Chief information officers are having to spend time justifying the role of information technology at the expense of more productive work, a new survey claims.
“Some business people still find it hard to trust IT as an effective business driver,” says Paul Cook, director of management consulting for Ernst & Young, which underwrote the survey.
“This is partially why CIOs are constantly having to prove themselves in their jobs and promote the merits of IT.”
Survey author Phil Brimacombe says the common theme, in terms of activities performed, was having to build relationships with the CEO and senior executives.
“For CIOs to spend most of their time on relationship building and being open and honest, implied that there may be issues with how business leaders perceive the role and actions of the IT leader.”
“The renowned unease with which CEOs are reported to regard IT may well be such an issue in New Zealand organisations that IT leaders have to give top priority to establishing their credibility with IT users and with top management.”
The survey found that CIOs would like to spend most of their time delivering IT developments on schedule but building relationships with CEO and senior executives is still a top priority.

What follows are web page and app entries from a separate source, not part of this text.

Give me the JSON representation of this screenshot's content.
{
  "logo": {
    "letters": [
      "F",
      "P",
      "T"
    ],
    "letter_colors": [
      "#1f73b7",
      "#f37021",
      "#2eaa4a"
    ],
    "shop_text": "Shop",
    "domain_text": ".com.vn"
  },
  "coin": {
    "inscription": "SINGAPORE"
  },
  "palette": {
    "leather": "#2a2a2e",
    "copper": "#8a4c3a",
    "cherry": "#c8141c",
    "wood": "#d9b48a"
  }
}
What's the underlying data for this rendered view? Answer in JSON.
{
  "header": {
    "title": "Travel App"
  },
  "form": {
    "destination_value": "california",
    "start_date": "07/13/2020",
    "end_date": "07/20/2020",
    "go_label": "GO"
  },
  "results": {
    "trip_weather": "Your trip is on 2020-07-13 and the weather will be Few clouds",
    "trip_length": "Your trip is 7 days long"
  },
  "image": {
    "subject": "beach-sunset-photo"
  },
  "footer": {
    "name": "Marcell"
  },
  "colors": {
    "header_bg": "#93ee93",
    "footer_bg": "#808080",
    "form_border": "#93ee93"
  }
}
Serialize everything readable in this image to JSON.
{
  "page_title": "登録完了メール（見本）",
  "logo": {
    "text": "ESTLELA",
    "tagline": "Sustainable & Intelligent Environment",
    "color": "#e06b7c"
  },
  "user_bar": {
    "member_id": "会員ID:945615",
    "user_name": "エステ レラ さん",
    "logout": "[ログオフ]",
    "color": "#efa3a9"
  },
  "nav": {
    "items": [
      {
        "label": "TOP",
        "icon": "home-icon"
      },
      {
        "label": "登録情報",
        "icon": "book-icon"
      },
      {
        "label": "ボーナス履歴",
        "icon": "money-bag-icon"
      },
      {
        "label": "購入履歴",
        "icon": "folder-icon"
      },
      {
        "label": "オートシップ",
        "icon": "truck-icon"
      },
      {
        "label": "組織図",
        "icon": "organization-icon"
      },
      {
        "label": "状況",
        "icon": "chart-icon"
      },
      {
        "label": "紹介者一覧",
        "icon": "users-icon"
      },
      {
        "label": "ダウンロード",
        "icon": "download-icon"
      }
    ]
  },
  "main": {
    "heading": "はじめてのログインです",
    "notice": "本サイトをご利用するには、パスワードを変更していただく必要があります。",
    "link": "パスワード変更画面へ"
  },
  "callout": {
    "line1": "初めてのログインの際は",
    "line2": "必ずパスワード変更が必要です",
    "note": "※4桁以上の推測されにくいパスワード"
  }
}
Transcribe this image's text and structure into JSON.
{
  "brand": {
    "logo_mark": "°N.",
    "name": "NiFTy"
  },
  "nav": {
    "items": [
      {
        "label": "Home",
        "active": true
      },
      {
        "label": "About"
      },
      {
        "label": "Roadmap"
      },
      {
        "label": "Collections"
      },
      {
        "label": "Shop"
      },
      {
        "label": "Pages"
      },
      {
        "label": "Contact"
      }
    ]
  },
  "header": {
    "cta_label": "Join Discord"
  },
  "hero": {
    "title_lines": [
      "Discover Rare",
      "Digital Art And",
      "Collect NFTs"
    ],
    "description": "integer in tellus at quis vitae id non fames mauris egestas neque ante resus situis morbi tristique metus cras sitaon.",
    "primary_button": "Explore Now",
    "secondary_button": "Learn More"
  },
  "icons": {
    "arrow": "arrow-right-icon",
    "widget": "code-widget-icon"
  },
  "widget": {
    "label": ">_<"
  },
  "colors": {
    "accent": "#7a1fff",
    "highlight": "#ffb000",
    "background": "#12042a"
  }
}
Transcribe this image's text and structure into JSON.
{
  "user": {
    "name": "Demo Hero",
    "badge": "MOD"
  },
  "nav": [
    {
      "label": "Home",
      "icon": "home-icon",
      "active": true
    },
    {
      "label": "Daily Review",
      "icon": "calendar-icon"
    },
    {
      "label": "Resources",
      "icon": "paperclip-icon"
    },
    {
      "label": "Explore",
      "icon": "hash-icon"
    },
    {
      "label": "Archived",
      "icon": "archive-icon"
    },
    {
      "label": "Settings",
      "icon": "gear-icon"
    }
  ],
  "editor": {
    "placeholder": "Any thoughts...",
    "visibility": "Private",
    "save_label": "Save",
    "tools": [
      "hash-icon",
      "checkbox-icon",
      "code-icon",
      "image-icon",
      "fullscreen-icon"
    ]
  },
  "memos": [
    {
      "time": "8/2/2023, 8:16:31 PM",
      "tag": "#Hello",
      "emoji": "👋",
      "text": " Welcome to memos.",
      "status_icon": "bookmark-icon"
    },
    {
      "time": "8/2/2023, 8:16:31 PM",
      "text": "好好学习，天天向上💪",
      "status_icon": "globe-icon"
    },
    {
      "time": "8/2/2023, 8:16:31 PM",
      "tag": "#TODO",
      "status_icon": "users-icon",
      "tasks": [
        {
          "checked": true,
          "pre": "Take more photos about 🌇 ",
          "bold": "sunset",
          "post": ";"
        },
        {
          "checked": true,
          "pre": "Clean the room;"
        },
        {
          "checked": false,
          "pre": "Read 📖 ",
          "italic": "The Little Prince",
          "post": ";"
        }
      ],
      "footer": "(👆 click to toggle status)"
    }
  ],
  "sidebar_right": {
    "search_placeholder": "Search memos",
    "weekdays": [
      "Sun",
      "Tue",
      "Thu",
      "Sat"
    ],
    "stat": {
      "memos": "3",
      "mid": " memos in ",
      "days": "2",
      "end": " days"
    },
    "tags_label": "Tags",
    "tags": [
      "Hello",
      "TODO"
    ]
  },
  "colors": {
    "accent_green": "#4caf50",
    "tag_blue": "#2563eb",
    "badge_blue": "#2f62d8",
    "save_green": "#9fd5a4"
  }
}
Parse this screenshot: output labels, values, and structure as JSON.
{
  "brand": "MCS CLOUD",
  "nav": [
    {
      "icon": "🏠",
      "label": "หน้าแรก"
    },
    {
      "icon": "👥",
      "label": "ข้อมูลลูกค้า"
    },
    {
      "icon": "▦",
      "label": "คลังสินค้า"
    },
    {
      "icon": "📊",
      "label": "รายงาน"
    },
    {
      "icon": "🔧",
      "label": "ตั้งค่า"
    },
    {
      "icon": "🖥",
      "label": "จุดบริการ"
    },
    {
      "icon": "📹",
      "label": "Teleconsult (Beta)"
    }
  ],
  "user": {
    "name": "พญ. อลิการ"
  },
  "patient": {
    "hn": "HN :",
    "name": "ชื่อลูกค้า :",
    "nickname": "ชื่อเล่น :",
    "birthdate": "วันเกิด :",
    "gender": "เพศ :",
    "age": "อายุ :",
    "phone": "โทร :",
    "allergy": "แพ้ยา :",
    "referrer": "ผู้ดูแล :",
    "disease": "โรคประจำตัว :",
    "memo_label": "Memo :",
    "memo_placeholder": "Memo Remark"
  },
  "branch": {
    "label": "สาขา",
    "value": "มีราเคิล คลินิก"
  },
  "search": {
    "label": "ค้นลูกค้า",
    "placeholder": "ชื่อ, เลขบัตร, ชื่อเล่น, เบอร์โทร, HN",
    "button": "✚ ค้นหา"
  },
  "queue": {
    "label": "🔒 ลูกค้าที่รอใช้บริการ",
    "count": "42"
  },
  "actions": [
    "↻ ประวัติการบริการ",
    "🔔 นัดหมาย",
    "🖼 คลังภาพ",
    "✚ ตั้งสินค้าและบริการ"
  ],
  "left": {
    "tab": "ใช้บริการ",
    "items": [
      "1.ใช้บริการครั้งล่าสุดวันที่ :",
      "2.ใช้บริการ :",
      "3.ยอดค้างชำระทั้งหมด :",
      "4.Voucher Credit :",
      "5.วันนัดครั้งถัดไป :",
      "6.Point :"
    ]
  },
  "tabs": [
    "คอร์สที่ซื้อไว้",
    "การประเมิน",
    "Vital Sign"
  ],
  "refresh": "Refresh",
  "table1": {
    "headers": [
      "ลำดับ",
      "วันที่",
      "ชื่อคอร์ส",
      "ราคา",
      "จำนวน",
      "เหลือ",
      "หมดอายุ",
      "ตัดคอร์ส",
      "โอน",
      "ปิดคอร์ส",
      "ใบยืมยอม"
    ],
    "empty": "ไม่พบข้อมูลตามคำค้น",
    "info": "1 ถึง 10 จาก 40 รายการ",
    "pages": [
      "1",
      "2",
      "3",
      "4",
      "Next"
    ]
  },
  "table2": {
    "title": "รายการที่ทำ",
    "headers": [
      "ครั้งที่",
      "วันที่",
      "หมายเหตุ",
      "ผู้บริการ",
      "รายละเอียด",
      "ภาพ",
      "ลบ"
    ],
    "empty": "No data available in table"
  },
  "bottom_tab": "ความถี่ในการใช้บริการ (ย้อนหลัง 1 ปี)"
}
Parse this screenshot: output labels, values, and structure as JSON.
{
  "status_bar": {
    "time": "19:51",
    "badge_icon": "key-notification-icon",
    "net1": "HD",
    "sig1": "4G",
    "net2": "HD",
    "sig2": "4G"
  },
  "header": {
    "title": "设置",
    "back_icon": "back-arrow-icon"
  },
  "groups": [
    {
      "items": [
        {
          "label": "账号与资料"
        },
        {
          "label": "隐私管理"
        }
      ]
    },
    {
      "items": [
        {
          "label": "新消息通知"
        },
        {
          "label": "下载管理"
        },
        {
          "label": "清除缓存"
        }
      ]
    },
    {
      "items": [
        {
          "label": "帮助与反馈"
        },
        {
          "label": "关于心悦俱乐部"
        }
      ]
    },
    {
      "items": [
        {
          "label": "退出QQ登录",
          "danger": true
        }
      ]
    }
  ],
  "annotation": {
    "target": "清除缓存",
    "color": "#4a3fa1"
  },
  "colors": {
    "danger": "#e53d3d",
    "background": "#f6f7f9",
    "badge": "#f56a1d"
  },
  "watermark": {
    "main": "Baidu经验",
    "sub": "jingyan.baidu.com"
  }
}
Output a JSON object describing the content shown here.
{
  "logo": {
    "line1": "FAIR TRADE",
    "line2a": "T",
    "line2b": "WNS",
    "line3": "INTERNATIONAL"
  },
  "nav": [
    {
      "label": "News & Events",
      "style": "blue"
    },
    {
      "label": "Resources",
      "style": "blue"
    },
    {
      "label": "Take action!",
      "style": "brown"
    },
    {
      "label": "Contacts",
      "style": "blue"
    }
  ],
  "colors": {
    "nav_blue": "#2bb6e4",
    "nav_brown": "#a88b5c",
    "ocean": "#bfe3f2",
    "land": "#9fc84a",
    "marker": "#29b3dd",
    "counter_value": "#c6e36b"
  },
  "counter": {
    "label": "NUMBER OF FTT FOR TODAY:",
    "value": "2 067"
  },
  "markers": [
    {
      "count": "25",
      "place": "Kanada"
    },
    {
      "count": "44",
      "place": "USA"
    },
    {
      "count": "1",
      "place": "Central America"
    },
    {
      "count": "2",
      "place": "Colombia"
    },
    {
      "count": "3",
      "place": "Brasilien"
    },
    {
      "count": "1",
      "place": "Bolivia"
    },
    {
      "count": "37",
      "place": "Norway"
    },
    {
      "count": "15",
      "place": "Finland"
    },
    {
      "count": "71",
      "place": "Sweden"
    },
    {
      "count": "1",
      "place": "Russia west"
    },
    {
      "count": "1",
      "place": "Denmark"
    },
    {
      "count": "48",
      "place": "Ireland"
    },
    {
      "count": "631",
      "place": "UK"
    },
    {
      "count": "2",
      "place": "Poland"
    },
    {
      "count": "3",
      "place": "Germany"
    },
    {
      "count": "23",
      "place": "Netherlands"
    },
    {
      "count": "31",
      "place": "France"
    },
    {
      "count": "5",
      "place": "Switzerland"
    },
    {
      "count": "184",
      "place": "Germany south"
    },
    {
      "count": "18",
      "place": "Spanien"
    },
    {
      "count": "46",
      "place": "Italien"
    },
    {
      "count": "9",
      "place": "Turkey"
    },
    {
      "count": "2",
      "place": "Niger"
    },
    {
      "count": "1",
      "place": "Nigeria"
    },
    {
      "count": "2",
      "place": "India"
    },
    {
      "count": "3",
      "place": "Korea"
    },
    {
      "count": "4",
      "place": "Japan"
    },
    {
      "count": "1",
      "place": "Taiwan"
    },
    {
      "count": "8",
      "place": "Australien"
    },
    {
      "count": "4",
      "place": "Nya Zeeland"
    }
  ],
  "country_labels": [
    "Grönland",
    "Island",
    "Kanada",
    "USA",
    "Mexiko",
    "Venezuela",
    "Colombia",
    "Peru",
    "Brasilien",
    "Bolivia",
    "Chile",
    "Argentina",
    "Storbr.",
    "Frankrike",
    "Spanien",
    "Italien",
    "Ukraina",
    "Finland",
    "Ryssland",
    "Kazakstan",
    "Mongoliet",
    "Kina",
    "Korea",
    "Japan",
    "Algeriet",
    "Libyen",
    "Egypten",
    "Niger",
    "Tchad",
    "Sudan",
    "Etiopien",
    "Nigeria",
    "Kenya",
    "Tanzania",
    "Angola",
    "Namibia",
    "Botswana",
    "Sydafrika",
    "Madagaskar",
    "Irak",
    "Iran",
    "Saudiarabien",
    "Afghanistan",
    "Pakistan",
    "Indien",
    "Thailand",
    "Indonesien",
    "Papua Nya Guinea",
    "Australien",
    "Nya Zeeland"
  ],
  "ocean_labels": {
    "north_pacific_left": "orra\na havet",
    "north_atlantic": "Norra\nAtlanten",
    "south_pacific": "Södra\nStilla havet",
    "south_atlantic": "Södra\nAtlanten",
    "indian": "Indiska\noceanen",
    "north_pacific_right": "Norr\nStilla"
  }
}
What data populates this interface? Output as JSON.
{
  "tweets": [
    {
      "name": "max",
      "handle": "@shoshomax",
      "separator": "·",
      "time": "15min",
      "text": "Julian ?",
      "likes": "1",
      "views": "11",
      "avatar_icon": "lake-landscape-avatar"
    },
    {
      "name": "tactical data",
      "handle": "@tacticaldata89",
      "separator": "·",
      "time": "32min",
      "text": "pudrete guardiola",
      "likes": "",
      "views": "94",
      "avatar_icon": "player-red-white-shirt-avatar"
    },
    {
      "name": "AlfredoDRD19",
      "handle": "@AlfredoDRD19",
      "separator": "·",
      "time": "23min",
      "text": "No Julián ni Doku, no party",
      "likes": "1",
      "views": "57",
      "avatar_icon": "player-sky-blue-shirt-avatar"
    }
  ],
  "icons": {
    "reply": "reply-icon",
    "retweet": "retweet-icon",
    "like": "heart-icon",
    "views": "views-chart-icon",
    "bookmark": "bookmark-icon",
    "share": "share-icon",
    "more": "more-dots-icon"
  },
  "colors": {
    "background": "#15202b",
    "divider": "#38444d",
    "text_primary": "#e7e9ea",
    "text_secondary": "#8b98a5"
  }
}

“This suggests that CIOs want to get on with the job of implementing IT projects, but it is still most important to maintain senior executive involvement in and commitment to these developments. Establishing credibility is a key issue for many CIOs; several commented that delivery determines credibility, and credibility is a prerequisite for other activities,” says Brimacombe.
Survey respondents said they would like to perform almost all of their activities more than they currently do.
“CIOs commented that part of the reason was lack of time and resource, but many also commented that lack of CEO and executive interest in and knowledge of IT prevented them from doing more. Company structure and culture were also cited as constraints.”
CIOs ranked the development and maintenance of a technology infrastructure as the most important area for effective IT strategic management, with active participation in strategic business planning and promotion of IT as a driver of business strategy as a close second. “One CIO commented that it was hard to choose between these two areas because while participation in strategy is most important, providing infrastructure to prove the benefit of IT is necessary first in order to gain the trust from senior management required for the CIO to be included in strategic planning.”
The findings of the New Zealand survey are supported by a recent survey of United States IS executives conducted by Ernst & Young and CIO magazine.
However, the US survey indicates a swing towards including information executives in strategic decision-making — a departure from previous surveys.
“For the first time in the survey’s history, the CIOs, their bosses and their peers are unified in their opinion in what the CIO’s function is, both for the year past and going forward: aligning IT and corporate goals,” the report says.
There were 80 responses to the survey, from members of the Ernst & Young CIO Forum, questionnairies to organisations on the MIS top 50 listing, and 257 questionnaires to Computer Society members.